— Data excerpts —
——

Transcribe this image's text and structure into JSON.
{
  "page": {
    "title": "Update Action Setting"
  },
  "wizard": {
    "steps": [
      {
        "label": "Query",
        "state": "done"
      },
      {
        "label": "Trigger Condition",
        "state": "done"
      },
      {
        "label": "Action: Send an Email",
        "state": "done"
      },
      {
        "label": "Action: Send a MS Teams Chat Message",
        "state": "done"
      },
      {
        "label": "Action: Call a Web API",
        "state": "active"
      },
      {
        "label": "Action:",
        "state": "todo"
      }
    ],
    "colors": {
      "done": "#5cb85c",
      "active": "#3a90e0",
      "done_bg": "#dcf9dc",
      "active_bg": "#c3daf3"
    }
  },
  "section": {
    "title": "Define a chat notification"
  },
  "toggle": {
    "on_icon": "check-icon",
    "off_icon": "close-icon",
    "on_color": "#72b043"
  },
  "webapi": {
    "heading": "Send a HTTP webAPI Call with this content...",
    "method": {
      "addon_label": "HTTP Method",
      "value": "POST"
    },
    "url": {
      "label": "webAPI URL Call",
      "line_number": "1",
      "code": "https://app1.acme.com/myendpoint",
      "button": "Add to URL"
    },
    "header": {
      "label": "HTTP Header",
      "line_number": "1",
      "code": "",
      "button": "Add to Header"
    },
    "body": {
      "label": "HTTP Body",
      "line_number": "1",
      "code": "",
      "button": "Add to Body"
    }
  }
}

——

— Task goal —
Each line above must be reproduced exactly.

— Output of the exercise —
Transcribe this image's text and structure into JSON.
{
  "page": {
    "title": "Update Action Setting"
  },
  "wizard": {
    "steps": [
      {
        "label": "Query",
        "state": "done"
      },
      {
        "label": "Trigger Condition",
        "state": "done"
      },
      {
        "label": "Action: Send an Email",
        "state": "done"
      },
      {
        "label": "Action: Send a MS Teams Chat Message",
        "state": "done"
      },
      {
        "label": "Action: Call a Web API",
        "state": "active"
      },
      {
        "label": "Action:",
        "state": "todo"
      }
    ],
    "colors": {
      "done": "#5cb85c",
      "active": "#3a90e0",
      "done_bg": "#dcf9dc",
      "active_bg": "#c3daf3"
    }
  },
  "section": {
    "title": "Define a chat notification"
  },
  "toggle": {
    "on_icon": "check-icon",
    "off_icon": "close-icon",
    "on_color": "#72b043"
  },
  "webapi": {
    "heading": "Send a HTTP webAPI Call with this content...",
    "method": {
      "addon_label": "HTTP Method",
      "value": "POST"
    },
    "url": {
      "label": "webAPI URL Call",
      "line_number": "1",
      "code": "https://app1.acme.com/myendpoint",
      "button": "Add to URL"
    },
    "header": {
      "label": "HTTP Header",
      "line_number": "1",
      "code": "",
      "button": "Add to Header"
    },
    "body": {
      "label": "HTTP Body",
      "line_number": "1",
      "code": "",
      "button": "Add to Body"
    }
  }
}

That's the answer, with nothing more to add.